Goldie releases Subjective album with James from Ulterior Motive
DJ, producer, visual artist, actor and visionary Goldie MBE joins forces with revered engineer and producer James Davidson under the alias Subjective.
There are few names in the music industry that have achieved such a profound impact upon the culture of dance music as Goldie. Since his boundary-pushing debut Timeless, he has continued to create, challenge and revolutionise a sub-culture already known for its experimentation.
Making up the other half of Subjective is James Davidson, described by Goldie as an “exceptional engineer and an unsung producer in his own right” - who has previously released via Metalheadz (under the alias Ulterior Motive with Greg Hepworth), and also helped produce Goldie’s 2017 album The Journey Man. This relationship organically progressed on to collaborating in the studio, “following the water as opposed to a strict concept”, Goldie adroitly explains.
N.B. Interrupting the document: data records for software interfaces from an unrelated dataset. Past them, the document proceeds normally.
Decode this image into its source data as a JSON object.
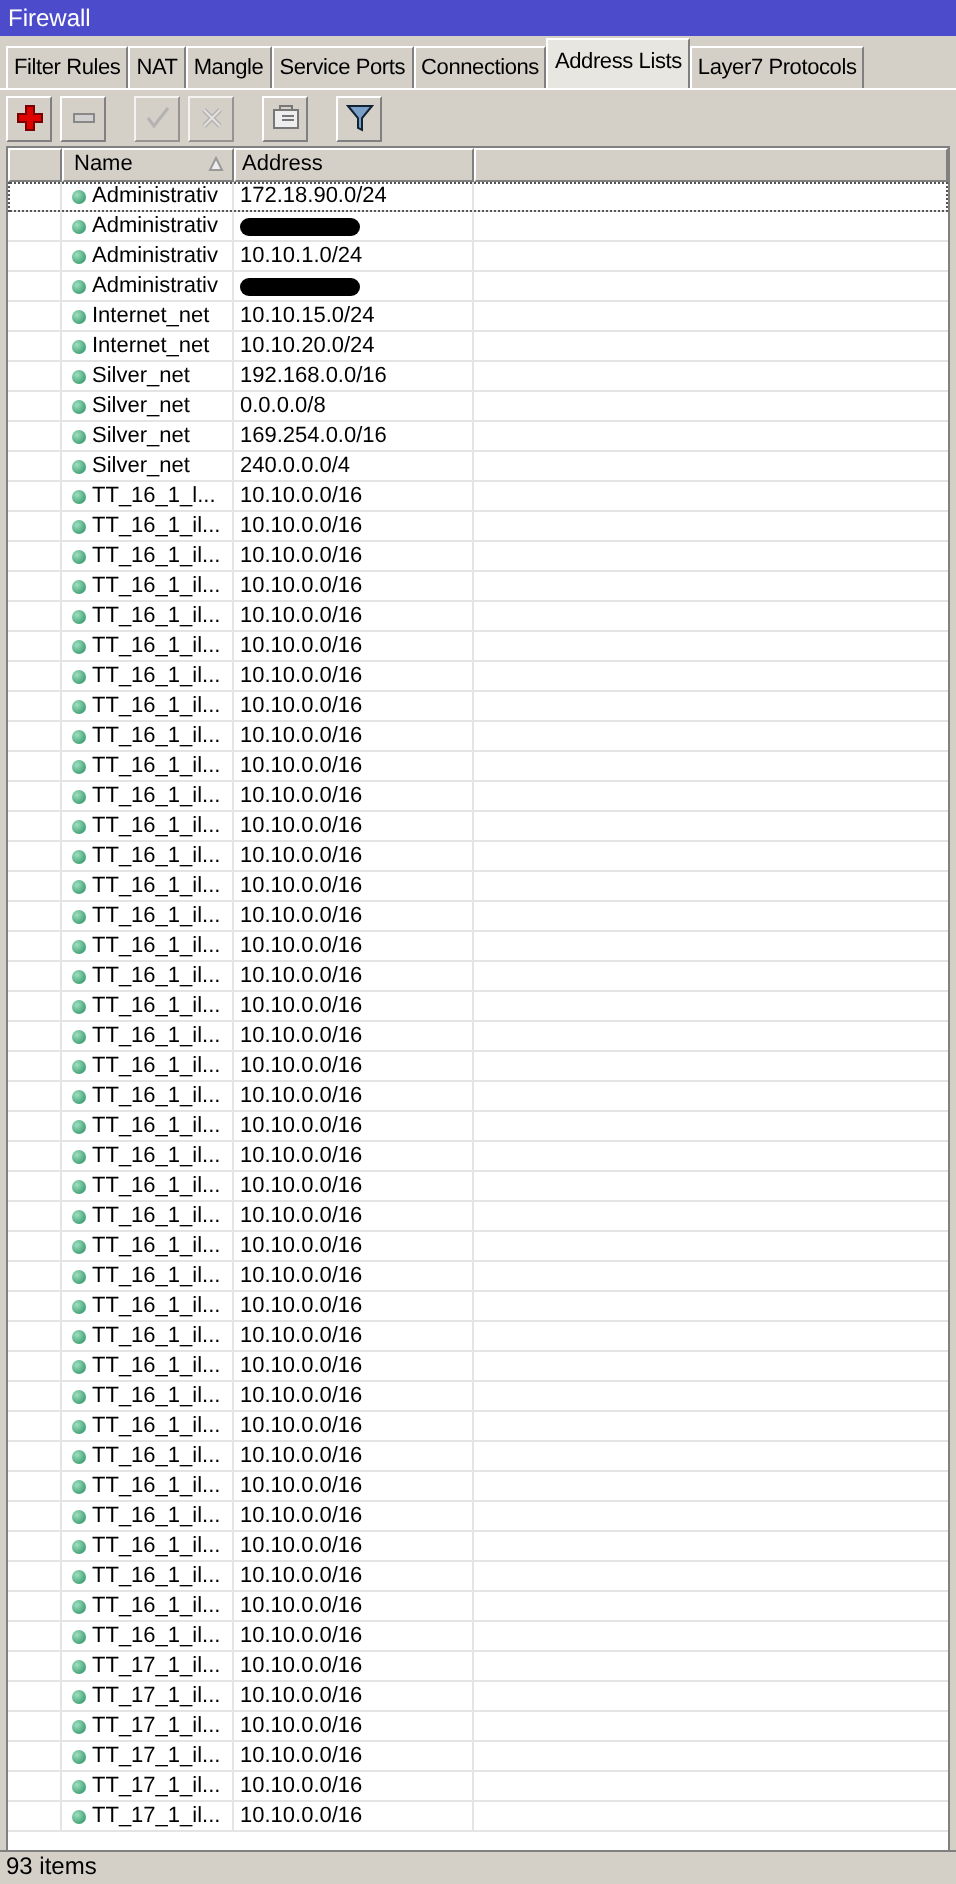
{
  "window": {
    "title": "Firewall"
  },
  "tabs": [
    {
      "label": "Filter Rules",
      "selected": false
    },
    {
      "label": "NAT",
      "selected": false
    },
    {
      "label": "Mangle",
      "selected": false
    },
    {
      "label": "Service Ports",
      "selected": false
    },
    {
      "label": "Connections",
      "selected": false
    },
    {
      "label": "Address Lists",
      "selected": true
    },
    {
      "label": "Layer7 Protocols",
      "selected": false
    }
  ],
  "toolbar": [
    {
      "kind": "add",
      "disabled": false
    },
    {
      "kind": "remove",
      "disabled": false
    },
    {
      "kind": "enable",
      "disabled": true
    },
    {
      "kind": "disable",
      "disabled": true
    },
    {
      "kind": "comment",
      "disabled": false
    },
    {
      "kind": "filter",
      "disabled": false
    }
  ],
  "table": {
    "columns": [
      "Name",
      "Address"
    ],
    "rows": [
      {
        "name": "Administrativ",
        "address": "172.18.90.0/24",
        "selected": true
      },
      {
        "name": "Administrativ",
        "redacted": true,
        "selected": false
      },
      {
        "name": "Administrativ",
        "address": "10.10.1.0/24",
        "selected": false
      },
      {
        "name": "Administrativ",
        "redacted": true,
        "selected": false
      },
      {
        "name": "Internet_net",
        "address": "10.10.15.0/24",
        "selected": false
      },
      {
        "name": "Internet_net",
        "address": "10.10.20.0/24",
        "selected": false
      },
      {
        "name": "Silver_net",
        "address": "192.168.0.0/16",
        "selected": false
      },
      {
        "name": "Silver_net",
        "address": "0.0.0.0/8",
        "selected": false
      },
      {
        "name": "Silver_net",
        "address": "169.254.0.0/16",
        "selected": false
      },
      {
        "name": "Silver_net",
        "address": "240.0.0.0/4",
        "selected": false
      },
      {
        "name": "TT_16_1_l...",
        "address": "10.10.0.0/16",
        "selected": false
      },
      {
        "name": "TT_16_1_il...",
        "address": "10.10.0.0/16",
        "selected": false
      },
      {
        "name": "TT_16_1_il...",
        "address": "10.10.0.0/16",
        "selected": false
      },
      {
        "name": "TT_16_1_il...",
        "address": "10.10.0.0/16",
        "selected": false
      },
      {
        "name": "TT_16_1_il...",
        "address": "10.10.0.0/16",
        "selected": false
      },
      {
        "name": "TT_16_1_il...",
        "address": "10.10.0.0/16",
        "selected": false
      },
      {
        "name": "TT_16_1_il...",
        "address": "10.10.0.0/16",
        "selected": false
      },
      {
        "name": "TT_16_1_il...",
        "address": "10.10.0.0/16",
        "selected": false
      },
      {
        "name": "TT_16_1_il...",
        "address": "10.10.0.0/16",
        "selected": false
      },
      {
        "name": "TT_16_1_il...",
        "address": "10.10.0.0/16",
        "selected": false
      },
      {
        "name": "TT_16_1_il...",
        "address": "10.10.0.0/16",
        "selected": false
      },
      {
        "name": "TT_16_1_il...",
        "address": "10.10.0.0/16",
        "selected": false
      },
      {
        "name": "TT_16_1_il...",
        "address": "10.10.0.0/16",
        "selected": false
      },
      {
        "name": "TT_16_1_il...",
        "address": "10.10.0.0/16",
        "selected": false
      },
      {
        "name": "TT_16_1_il...",
        "address": "10.10.0.0/16",
        "selected": false
      },
      {
        "name": "TT_16_1_il...",
        "address": "10.10.0.0/16",
        "selected": false
      },
      {
        "name": "TT_16_1_il...",
        "address": "10.10.0.0/16",
        "selected": false
      },
      {
        "name": "TT_16_1_il...",
        "address": "10.10.0.0/16",
        "selected": false
      },
      {
        "name": "TT_16_1_il...",
        "address": "10.10.0.0/16",
        "selected": false
      },
      {
        "name": "TT_16_1_il...",
        "address": "10.10.0.0/16",
        "selected": false
      },
      {
        "name": "TT_16_1_il...",
        "address": "10.10.0.0/16",
        "selected": false
      },
      {
        "name": "TT_16_1_il...",
        "address": "10.10.0.0/16",
        "selected": false
      },
      {
        "name": "TT_16_1_il...",
        "address": "10.10.0.0/16",
        "selected": false
      },
      {
        "name": "TT_16_1_il...",
        "address": "10.10.0.0/16",
        "selected": false
      },
      {
        "name": "TT_16_1_il...",
        "address": "10.10.0.0/16",
        "selected": false
      },
      {
        "name": "TT_16_1_il...",
        "address": "10.10.0.0/16",
        "selected": false
      },
      {
        "name": "TT_16_1_il...",
        "address": "10.10.0.0/16",
        "selected": false
      },
      {
        "name": "TT_16_1_il...",
        "address": "10.10.0.0/16",
        "selected": false
      },
      {
        "name": "TT_16_1_il...",
        "address": "10.10.0.0/16",
        "selected": false
      },
      {
        "name": "TT_16_1_il...",
        "address": "10.10.0.0/16",
        "selected": false
      },
      {
        "name": "TT_16_1_il...",
        "address": "10.10.0.0/16",
        "selected": false
      },
      {
        "name": "TT_16_1_il...",
        "address": "10.10.0.0/16",
        "selected": false
      },
      {
        "name": "TT_16_1_il...",
        "address": "10.10.0.0/16",
        "selected": false
      },
      {
        "name": "TT_16_1_il...",
        "address": "10.10.0.0/16",
        "selected": false
      },
      {
        "name": "TT_16_1_il...",
        "address": "10.10.0.0/16",
        "selected": false
      },
      {
        "name": "TT_16_1_il...",
        "address": "10.10.0.0/16",
        "selected": false
      },
      {
        "name": "TT_16_1_il...",
        "address": "10.10.0.0/16",
        "selected": false
      },
      {
        "name": "TT_16_1_il...",
        "address": "10.10.0.0/16",
        "selected": false
      },
      {
        "name": "TT_16_1_il...",
        "address": "10.10.0.0/16",
        "selected": false
      },
      {
        "name": "TT_17_1_il...",
        "address": "10.10.0.0/16",
        "selected": false
      },
      {
        "name": "TT_17_1_il...",
        "address": "10.10.0.0/16",
        "selected": false
      },
      {
        "name": "TT_17_1_il...",
        "address": "10.10.0.0/16",
        "selected": false
      },
      {
        "name": "TT_17_1_il...",
        "address": "10.10.0.0/16",
        "selected": false
      },
      {
        "name": "TT_17_1_il...",
        "address": "10.10.0.0/16",
        "selected": false
      },
      {
        "name": "TT_17_1_il...",
        "address": "10.10.0.0/16",
        "selected": false
      }
    ]
  },
  "status_bar": {
    "text": "93 items"
  }
}
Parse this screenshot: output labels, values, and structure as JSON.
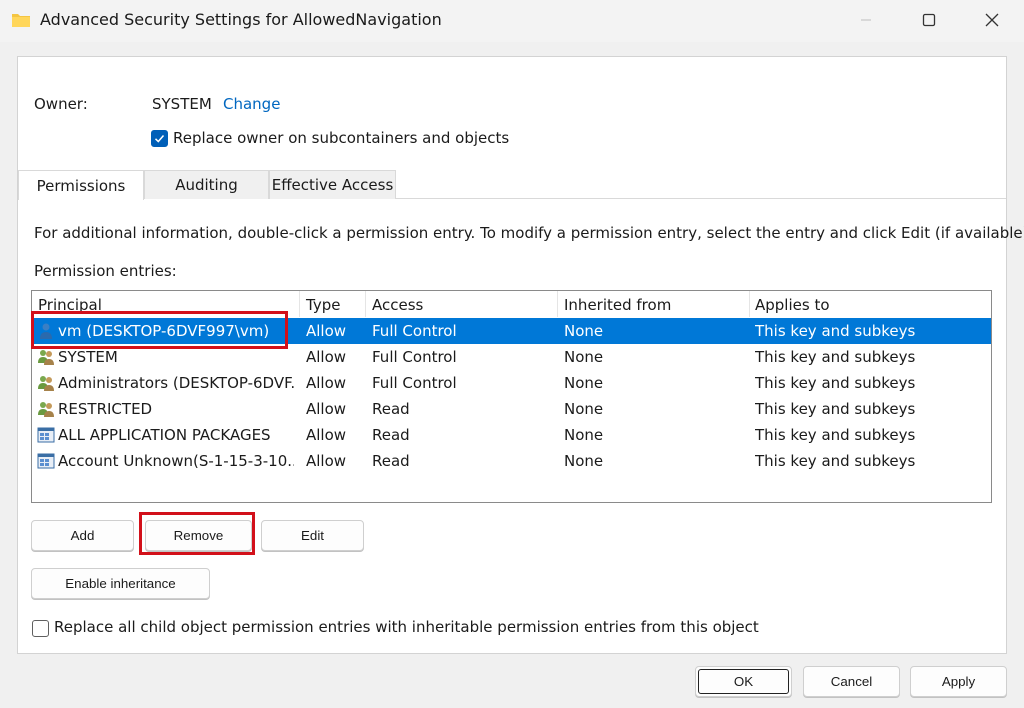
{
  "window": {
    "title": "Advanced Security Settings for AllowedNavigation"
  },
  "owner": {
    "label": "Owner:",
    "value": "SYSTEM",
    "change_link": "Change",
    "replace_checkbox_label": "Replace owner on subcontainers and objects",
    "replace_checked": true
  },
  "tabs": [
    {
      "label": "Permissions",
      "active": true
    },
    {
      "label": "Auditing",
      "active": false
    },
    {
      "label": "Effective Access",
      "active": false
    }
  ],
  "info_text": "For additional information, double-click a permission entry. To modify a permission entry, select the entry and click Edit (if available).",
  "entries_label": "Permission entries:",
  "table": {
    "columns": [
      "Principal",
      "Type",
      "Access",
      "Inherited from",
      "Applies to"
    ],
    "rows": [
      {
        "principal": "vm (DESKTOP-6DVF997\\vm)",
        "type": "Allow",
        "access": "Full Control",
        "inherited": "None",
        "applies": "This key and subkeys",
        "icon": "user-icon",
        "selected": true
      },
      {
        "principal": "SYSTEM",
        "type": "Allow",
        "access": "Full Control",
        "inherited": "None",
        "applies": "This key and subkeys",
        "icon": "group-icon",
        "selected": false
      },
      {
        "principal": "Administrators (DESKTOP-6DVF...",
        "type": "Allow",
        "access": "Full Control",
        "inherited": "None",
        "applies": "This key and subkeys",
        "icon": "group-icon",
        "selected": false
      },
      {
        "principal": "RESTRICTED",
        "type": "Allow",
        "access": "Read",
        "inherited": "None",
        "applies": "This key and subkeys",
        "icon": "group-icon",
        "selected": false
      },
      {
        "principal": "ALL APPLICATION PACKAGES",
        "type": "Allow",
        "access": "Read",
        "inherited": "None",
        "applies": "This key and subkeys",
        "icon": "app-package-icon",
        "selected": false
      },
      {
        "principal": "Account Unknown(S-1-15-3-10...",
        "type": "Allow",
        "access": "Read",
        "inherited": "None",
        "applies": "This key and subkeys",
        "icon": "app-package-icon",
        "selected": false
      }
    ]
  },
  "buttons": {
    "add": "Add",
    "remove": "Remove",
    "edit": "Edit",
    "enable_inheritance": "Enable inheritance",
    "ok": "OK",
    "cancel": "Cancel",
    "apply": "Apply"
  },
  "replace_child": {
    "label": "Replace all child object permission entries with inheritable permission entries from this object",
    "checked": false
  },
  "colors": {
    "selection": "#0078d7",
    "link": "#0067c0",
    "checkbox": "#005fb8",
    "annotation": "#d2101a"
  }
}
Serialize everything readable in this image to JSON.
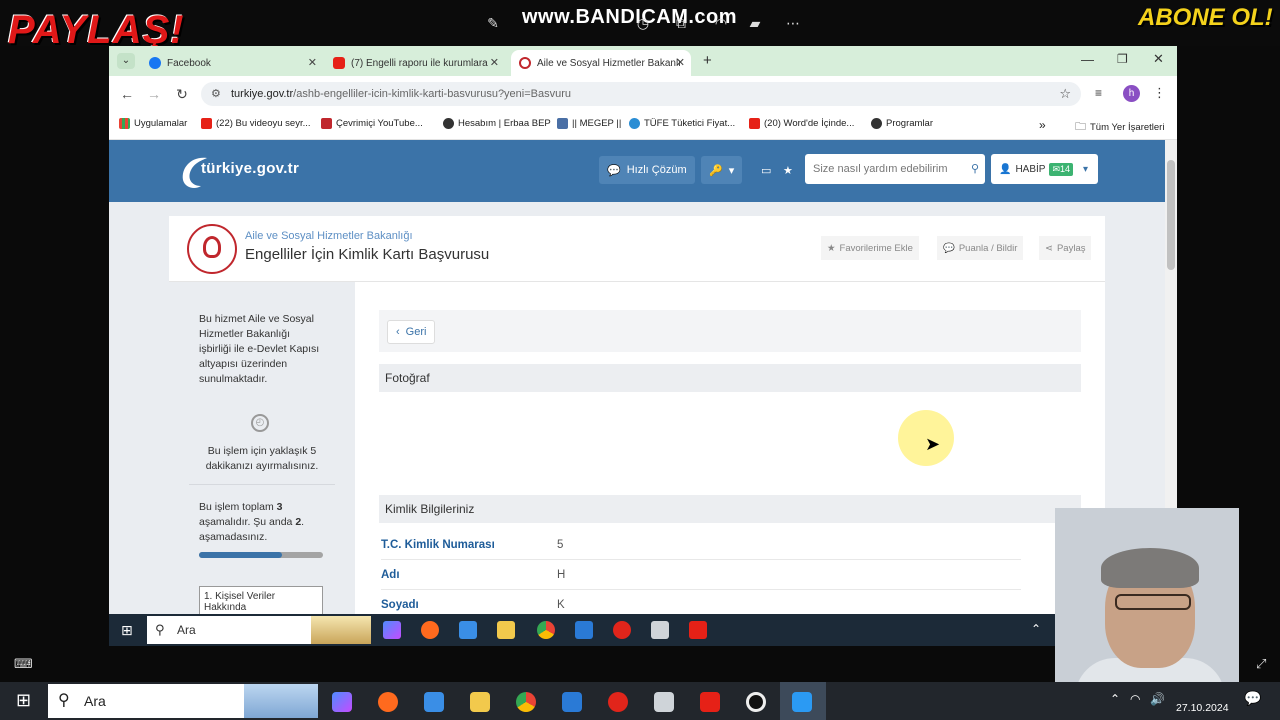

This was the birth of Subjective.
“This album isn’t just Ulterior Motive and Goldie, it’s a vision of Subjective”, explains James. “It was really exciting to have no boundaries on what we were writing, not restricted by the BPM or anything else - we just went wherever the smiles were.”
Act One – Music For Inanimate Objects is one of Goldie’s most accessible pieces of work to date. But make no mistake; this is still the producer at his uncompromising, unapologetic best - fusing classical, ambient and electronic elements with the ingenuity that only a trailblazer as himself could do. Combine this with James’ own creative flair, and an engineering prowess that allows them to explore a range of tempos, emotions and sonic landscapes with complete freedom, and it’s clear to see Subjective is the making of two artists born with a predestined compatibility.
“I’ve always been a fighter with music and gone way ahead of the curve in a lot of respects”, says Goldie. “I’ve come from an era that’s spanned three decades from the 80’s to now, and I think I’ve always pushed a progressive drum‘n’bass, sound. But this is a refined album, one that you can really fall into, immerse yourself in, or just play in the background - and it still works.”